Generally speaking, the Paid Sick Days Act covers all private employers in the City of Pittsburgh, but has certain different requirements depending on the size of the employer. Generally speaking, it requires employees of covered businesses within the City with 15 or more workers to accrue up to 40 hours of sick leave per year, starting when they are hired or on the effective date of the Act. Meanwhile, employees of covered entities in the City with fewer than 15 employees are allowed to accrue 24 hours of paid leave annually under the Act starting 1 year after the Act is effective (prior to that, from the date the Act is first effective to 1 year after passage, the leave accrues but is unpaid). The rates of accrual in either category require a minimum of 1 hour of leave for every 35 hours worked, and employees may use the leave for personal illness or care of a family member. There are numerous other provisions in the Act related to use, notice, accrual, carryover, and other details, so covered employers within the City are advised to at least update their employment policies and/or handbooks as a best practice, and as necessary, further consult with competent employment counsel to ensure compliance with this law.

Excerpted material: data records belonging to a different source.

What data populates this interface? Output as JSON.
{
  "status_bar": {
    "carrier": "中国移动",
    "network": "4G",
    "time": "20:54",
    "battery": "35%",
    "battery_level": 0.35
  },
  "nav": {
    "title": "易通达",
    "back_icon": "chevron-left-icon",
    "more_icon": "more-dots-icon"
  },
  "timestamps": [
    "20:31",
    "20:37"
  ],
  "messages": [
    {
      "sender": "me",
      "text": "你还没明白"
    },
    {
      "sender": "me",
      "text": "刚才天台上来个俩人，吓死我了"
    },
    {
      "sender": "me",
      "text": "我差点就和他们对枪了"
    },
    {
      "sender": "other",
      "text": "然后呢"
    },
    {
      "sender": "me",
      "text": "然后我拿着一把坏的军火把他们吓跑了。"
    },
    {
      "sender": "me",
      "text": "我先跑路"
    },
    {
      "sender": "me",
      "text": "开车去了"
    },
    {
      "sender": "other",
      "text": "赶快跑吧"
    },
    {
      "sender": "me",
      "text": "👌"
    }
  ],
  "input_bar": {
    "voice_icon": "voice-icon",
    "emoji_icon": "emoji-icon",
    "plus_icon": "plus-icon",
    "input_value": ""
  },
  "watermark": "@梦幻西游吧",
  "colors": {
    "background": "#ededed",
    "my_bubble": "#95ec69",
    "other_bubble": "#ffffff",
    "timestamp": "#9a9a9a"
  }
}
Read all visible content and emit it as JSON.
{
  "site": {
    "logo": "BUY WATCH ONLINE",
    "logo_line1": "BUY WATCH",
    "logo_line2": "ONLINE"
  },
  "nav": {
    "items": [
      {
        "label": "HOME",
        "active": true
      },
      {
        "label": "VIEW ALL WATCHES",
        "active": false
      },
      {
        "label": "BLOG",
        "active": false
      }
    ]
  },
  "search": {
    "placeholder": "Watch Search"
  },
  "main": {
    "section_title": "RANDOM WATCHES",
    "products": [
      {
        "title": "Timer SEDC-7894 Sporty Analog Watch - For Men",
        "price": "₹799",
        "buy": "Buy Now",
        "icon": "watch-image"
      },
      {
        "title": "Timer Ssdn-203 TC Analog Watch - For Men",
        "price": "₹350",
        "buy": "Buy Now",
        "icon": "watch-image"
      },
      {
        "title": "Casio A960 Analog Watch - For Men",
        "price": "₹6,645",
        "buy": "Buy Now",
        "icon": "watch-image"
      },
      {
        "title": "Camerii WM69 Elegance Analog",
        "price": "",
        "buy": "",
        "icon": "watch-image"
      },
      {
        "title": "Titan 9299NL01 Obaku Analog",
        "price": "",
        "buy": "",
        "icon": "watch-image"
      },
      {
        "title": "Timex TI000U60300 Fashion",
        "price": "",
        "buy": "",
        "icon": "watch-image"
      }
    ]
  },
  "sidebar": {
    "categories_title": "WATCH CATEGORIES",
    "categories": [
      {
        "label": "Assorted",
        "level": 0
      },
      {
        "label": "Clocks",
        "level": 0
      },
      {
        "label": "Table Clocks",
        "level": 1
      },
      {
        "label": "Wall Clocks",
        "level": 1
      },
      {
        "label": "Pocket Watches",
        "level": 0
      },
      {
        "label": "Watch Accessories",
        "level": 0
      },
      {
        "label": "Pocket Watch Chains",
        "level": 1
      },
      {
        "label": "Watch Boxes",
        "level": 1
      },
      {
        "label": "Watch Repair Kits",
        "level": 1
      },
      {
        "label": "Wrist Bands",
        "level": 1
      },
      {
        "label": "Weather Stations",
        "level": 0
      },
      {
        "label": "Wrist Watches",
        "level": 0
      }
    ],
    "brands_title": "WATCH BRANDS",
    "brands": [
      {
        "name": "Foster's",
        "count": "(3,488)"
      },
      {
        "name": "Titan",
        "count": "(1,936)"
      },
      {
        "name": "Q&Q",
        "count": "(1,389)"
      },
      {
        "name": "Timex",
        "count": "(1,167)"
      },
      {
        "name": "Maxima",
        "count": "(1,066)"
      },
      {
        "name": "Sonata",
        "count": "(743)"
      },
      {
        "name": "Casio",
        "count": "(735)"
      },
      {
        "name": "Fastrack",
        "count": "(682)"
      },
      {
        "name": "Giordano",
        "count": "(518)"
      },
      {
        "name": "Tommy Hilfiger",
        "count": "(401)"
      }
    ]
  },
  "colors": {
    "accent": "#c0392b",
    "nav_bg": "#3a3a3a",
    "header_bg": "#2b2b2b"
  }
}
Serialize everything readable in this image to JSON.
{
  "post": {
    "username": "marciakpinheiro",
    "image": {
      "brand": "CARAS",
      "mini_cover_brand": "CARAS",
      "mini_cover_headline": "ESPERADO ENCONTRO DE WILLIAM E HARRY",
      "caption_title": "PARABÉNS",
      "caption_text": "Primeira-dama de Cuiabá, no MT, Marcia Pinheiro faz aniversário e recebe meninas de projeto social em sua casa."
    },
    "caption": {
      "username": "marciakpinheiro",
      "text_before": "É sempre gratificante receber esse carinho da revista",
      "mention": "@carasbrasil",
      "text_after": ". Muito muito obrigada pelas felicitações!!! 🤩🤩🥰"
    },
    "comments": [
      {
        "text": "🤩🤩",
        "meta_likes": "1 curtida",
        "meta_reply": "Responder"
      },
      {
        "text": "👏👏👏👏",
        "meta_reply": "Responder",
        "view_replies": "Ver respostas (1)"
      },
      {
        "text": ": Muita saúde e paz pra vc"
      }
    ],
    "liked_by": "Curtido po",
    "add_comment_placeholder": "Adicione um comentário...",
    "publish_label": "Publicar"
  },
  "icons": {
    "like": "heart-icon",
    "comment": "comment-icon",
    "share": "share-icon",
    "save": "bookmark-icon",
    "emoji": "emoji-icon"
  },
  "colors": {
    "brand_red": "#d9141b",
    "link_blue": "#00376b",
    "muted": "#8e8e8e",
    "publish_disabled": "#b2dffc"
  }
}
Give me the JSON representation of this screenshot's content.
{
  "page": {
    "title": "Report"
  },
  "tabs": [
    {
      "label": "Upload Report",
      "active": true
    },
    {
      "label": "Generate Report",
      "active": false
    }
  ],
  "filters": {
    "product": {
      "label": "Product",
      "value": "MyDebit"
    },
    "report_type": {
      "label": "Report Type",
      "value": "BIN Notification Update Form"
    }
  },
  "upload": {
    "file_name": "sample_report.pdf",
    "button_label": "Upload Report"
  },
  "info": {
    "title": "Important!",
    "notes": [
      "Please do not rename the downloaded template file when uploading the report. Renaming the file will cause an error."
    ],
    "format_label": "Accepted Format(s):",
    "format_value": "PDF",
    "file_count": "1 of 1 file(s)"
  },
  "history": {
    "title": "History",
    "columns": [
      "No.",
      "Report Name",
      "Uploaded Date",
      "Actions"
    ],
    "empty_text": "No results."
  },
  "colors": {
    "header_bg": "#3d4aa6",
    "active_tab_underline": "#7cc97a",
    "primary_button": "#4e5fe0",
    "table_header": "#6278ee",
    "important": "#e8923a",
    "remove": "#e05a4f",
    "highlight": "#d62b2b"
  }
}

While the new protections against discrimination on the basis of gender identity and expression in the City’s Human Rights Ordinance are effective immediately, the exact date when employers in the City need to provide the required paid sick leave has not been set, in part because the City’s Commission on Human Relations must pass and publicize regulations for employers and allow them 90 days from that point to be in compliance. While the absence of those regulations may – for now – create questions about exactly how the Act will be construed in certain areas, starting to prepare for compliance with the Act now remains wise for all covered employees within the City of Pittsburgh.
If you have questions about these new laws or any other employment issue, please call Mario Bordogna or the Clark Hill attorney with whom you work.